Poet: In 1936, Bertram Herdon had a 32-page book called “SHESHA (A Poet’s Mirror)” published. He dedicated it to his uncle John Ferguson Rehill:- These poems have appeared from time to time in the “Illustrated Weekly of India,” the “I. P. M.” and the “Civil & Military Gazette,”
The following year, he appeared in the April 1937 Indian Army List, under ‘Captains’ (Sigs.). Major B. L. Herdon, M.B.E.: to be Maj., 17 January 1938’. This appeared in the London Gazette of 25 March 1938. A year later, the London Gazette of 27 January 1939, listed: ‘GSO3 – Maj. B. L. Herdon, MBE, A.I.R.O., 15 August 1938.;
Editor of 'Fauji Akhbar': On 1 September 1938, Major Herdon was additionally appointed a GSO 3 at Army Headquarters, as Translation Officer and Editor of “Fauji Akhbar” – a weekly Indian Army newspaper for the troops, published in English, Urdu and other Indian languages.
Death of father: On 21 April 1939, Bertram’s father A. H. ‘Bertie’ Herdon, 74, died of a heart attack, at Simla. This left Bertram’s mother, to whom he was very close, a widower after forty-seven years of marriage in India
Urdu & Persian Prioficiency: The newly-added linguistic qualification in Persian (F. S. Proficiency Test) was listed in the July 1942 Indian Army List. Herdon was shown under ‘Majors’, and belonging to the I.S.C. (Indian Signal Corps): ‘Signals Training Centre, India’; ‘A.I.R.O.’; and ‘Reserve of Officers’. By the July 1942 Indian Army List, he was still under ‘Majors’, but only ‘Signals’.
Finally, the London Gazette of 10 September 1943, under ‘Army in India Reserve of Officers', had the two-line announcement:- ‘Major B. L. Herdon, MBE, ceases to belong to the Reserve on account of ill-health. 1 February 1943.’ He was forty-four years old. He disappeared from the October 1943 Indian Army List.
Bertram Lawrence Herdon never married.
Berram's widowed mother lived at Simla, India, through to Indian Independence. In 1948, Bertram's mother relocated to England, when on, 29 April 1948, Elizabeth (Eliza) Jane Herdon, née Rehill, was obliged to sail for London aboard the “Ormonde”. Elizabeth Herdon settled in Newton Abbot, Devon, and died in June 1949, a year and two months after leaving India, the land of her birthplace. She had reached the age of eighty-six
It is not known - by us - when and where Major B L. Herdon M.B.E. died.
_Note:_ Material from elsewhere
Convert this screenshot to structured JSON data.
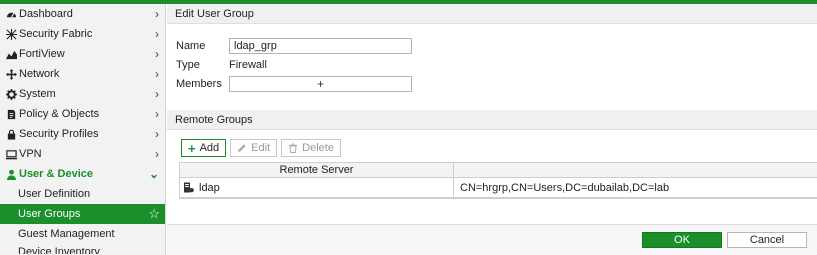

His last known residence being his 'Eerie' located at Pathankot in the Punjab Hills (now in Pakistan), where throughout 1946, the local English language newspapers contained commercial adverts, for items that the Major was selling, including but not limited to: A five round 'American' Pistol; Chickens; a Horse, and several 'Daschunds.........
Given the paucity of anyone called HERDON, there is a splendid portrait of a Cadet 'B. Herdon' in the uniform of the Motor Volunteer Corps, circa 1917, held in the Imperial War Museum 'Collections' - which quite likely may well be Bertram!
The medals mounted in the swing style. The mounting bar retaining it's original long hinged pin & clasp fittings
Condition: About GVF